Charities and good causes are losing out
Cash taken by the UK government from the National Lottery to fund the London Olympics in 2012 has still not been paid back.
After £675m in lottery cash was siphoned off from good causes to support the London Games, an agreement was reached between the government and the Greater London Authority to refund this cash after the games by selling assets on the Olympic Park.
Some £425 million of the total was taken from the Big Lottery Fund (now the National Lottery Community Fund), which makes grants to tens of thousands of small charities and community groups each year.
Back then ministers pledged repayments would begin in the early to mid-2020s.
However a report in Third Sector says that schedule has been dropped with the UK government saying that asset sales from the former Olympic Park in Stratford, which will be used to reimburse the lottery, have not yet raised enough money to trigger repayments.
A Freedom of Information request to the London Legacy Development Corporation which manages the former Olympics site, said it has raised £167m from asset sales – not enough to start repayments.

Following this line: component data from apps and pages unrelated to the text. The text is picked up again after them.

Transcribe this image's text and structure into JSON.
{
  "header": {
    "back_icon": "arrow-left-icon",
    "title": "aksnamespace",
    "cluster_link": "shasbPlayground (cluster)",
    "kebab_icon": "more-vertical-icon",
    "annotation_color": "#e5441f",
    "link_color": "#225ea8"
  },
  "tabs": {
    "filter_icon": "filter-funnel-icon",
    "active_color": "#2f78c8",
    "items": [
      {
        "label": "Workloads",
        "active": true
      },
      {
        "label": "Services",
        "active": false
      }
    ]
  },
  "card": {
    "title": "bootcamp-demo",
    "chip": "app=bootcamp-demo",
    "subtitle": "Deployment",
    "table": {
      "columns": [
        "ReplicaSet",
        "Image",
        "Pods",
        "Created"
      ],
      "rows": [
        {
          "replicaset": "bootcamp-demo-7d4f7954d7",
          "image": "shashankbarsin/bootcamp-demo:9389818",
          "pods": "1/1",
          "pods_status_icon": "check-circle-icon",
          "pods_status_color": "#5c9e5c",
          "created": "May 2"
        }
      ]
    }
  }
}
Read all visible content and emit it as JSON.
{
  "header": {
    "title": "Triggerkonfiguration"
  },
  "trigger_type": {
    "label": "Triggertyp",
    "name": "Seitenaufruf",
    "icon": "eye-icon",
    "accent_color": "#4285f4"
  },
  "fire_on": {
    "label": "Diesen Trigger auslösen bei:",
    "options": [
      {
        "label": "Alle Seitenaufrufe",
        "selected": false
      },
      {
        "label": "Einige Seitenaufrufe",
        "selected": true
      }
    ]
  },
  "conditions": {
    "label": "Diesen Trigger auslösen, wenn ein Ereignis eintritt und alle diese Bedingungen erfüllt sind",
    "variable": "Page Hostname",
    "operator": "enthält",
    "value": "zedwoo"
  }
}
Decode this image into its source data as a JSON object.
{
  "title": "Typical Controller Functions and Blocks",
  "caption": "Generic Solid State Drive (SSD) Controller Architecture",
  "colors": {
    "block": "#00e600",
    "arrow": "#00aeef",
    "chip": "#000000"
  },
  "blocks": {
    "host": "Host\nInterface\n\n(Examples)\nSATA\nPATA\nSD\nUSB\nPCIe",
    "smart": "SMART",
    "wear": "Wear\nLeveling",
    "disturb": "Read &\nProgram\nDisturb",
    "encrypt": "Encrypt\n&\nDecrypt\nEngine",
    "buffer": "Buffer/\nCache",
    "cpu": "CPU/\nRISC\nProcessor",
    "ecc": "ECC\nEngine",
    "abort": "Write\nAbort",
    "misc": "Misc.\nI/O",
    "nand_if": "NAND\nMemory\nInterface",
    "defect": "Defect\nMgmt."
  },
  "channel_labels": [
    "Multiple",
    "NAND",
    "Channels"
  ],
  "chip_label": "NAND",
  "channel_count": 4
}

Ben Wittenberg, director of development and delivery at the Directory of Social Change said: “It is outrageous that charities are still waiting for this money to be returned.
“It shouldn’t have been taken in the first place, wasn’t even needed in the end, and the process for it being paid back has been lacking in any clarity, urgency or compassion from successive governments.
“The current cost-of-living crisis is already hitting charities, and for money that should be helping them to survive and support their communities to be tied up in assets that will never benefit them just isn’t right.”